# THE TASK
Go through the data and copy each line where the word "content" shows up.

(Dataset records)
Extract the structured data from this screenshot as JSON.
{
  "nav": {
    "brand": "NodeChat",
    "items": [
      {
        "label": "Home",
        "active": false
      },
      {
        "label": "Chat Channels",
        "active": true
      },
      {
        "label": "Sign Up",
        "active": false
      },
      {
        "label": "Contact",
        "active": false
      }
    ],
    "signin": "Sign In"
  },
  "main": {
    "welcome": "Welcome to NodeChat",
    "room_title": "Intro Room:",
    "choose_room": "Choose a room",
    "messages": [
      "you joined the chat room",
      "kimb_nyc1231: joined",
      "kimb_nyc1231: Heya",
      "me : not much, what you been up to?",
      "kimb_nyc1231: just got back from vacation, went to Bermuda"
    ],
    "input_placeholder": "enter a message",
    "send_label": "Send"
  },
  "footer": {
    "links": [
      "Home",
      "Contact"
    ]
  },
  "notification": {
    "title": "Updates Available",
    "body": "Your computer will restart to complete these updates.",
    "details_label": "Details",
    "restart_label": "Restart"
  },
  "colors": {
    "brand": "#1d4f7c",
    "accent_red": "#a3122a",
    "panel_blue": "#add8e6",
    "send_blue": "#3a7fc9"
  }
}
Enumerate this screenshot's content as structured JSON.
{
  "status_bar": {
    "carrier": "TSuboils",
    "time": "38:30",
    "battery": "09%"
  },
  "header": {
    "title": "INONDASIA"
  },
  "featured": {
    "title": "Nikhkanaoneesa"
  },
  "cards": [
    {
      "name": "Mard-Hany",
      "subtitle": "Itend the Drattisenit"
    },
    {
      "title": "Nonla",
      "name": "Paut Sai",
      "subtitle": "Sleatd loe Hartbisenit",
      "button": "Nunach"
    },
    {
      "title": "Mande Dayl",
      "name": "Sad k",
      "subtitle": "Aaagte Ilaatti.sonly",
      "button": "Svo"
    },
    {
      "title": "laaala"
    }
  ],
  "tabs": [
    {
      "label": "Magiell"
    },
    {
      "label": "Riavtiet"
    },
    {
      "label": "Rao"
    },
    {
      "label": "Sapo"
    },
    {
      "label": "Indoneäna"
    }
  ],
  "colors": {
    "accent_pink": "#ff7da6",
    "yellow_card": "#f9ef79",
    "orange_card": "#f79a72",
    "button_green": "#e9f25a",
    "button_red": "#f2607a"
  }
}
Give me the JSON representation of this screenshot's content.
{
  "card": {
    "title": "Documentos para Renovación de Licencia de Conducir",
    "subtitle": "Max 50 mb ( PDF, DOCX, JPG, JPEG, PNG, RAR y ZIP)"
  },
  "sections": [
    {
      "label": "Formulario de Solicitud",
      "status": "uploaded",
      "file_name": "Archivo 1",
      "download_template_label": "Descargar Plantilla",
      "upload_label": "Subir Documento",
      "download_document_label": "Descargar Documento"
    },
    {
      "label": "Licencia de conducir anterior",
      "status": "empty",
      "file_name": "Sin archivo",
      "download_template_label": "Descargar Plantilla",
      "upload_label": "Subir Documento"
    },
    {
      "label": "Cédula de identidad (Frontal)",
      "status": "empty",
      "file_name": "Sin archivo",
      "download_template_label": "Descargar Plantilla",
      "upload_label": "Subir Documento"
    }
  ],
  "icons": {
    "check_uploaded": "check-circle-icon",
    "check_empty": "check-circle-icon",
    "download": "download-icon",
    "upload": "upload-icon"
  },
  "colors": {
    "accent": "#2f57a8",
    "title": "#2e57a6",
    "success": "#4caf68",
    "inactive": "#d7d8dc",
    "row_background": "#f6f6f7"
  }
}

# COMPLETED TASK
Enumerate this screenshot's content as structured JSON.
Give me the JSON representation of this screenshot's content.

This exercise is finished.